EXERCISE DATA

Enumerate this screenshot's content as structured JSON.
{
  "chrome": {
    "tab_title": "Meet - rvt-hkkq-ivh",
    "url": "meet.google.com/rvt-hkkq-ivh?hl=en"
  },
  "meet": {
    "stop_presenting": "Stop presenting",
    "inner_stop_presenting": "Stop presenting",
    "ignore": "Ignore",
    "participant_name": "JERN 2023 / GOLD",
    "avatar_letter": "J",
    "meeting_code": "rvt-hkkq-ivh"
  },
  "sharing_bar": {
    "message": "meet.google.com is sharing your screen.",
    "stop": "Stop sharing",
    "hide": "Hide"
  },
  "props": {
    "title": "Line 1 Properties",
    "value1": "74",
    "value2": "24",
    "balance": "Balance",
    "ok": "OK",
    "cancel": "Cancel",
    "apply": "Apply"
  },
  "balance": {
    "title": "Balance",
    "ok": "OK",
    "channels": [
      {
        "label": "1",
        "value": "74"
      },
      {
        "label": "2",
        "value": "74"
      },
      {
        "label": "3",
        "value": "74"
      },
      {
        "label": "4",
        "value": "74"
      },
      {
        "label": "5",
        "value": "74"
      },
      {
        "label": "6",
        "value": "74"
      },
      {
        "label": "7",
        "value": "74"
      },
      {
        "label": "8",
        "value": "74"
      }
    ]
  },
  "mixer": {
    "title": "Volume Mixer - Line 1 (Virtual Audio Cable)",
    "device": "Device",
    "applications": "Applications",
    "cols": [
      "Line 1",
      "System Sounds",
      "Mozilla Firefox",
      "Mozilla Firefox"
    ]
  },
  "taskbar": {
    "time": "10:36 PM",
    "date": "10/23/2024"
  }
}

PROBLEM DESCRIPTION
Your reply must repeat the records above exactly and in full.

RESULT OF THIS EXERCISE
Enumerate this screenshot's content as structured JSON.
{
  "chrome": {
    "tab_title": "Meet - rvt-hkkq-ivh",
    "url": "meet.google.com/rvt-hkkq-ivh?hl=en"
  },
  "meet": {
    "stop_presenting": "Stop presenting",
    "inner_stop_presenting": "Stop presenting",
    "ignore": "Ignore",
    "participant_name": "JERN 2023 / GOLD",
    "avatar_letter": "J",
    "meeting_code": "rvt-hkkq-ivh"
  },
  "sharing_bar": {
    "message": "meet.google.com is sharing your screen.",
    "stop": "Stop sharing",
    "hide": "Hide"
  },
  "props": {
    "title": "Line 1 Properties",
    "value1": "74",
    "value2": "24",
    "balance": "Balance",
    "ok": "OK",
    "cancel": "Cancel",
    "apply": "Apply"
  },
  "balance": {
    "title": "Balance",
    "ok": "OK",
    "channels": [
      {
        "label": "1",
        "value": "74"
      },
      {
        "label": "2",
        "value": "74"
      },
      {
        "label": "3",
        "value": "74"
      },
      {
        "label": "4",
        "value": "74"
      },
      {
        "label": "5",
        "value": "74"
      },
      {
        "label": "6",
        "value": "74"
      },
      {
        "label": "7",
        "value": "74"
      },
      {
        "label": "8",
        "value": "74"
      }
    ]
  },
  "mixer": {
    "title": "Volume Mixer - Line 1 (Virtual Audio Cable)",
    "device": "Device",
    "applications": "Applications",
    "cols": [
      "Line 1",
      "System Sounds",
      "Mozilla Firefox",
      "Mozilla Firefox"
    ]
  },
  "taskbar": {
    "time": "10:36 PM",
    "date": "10/23/2024"
  }
}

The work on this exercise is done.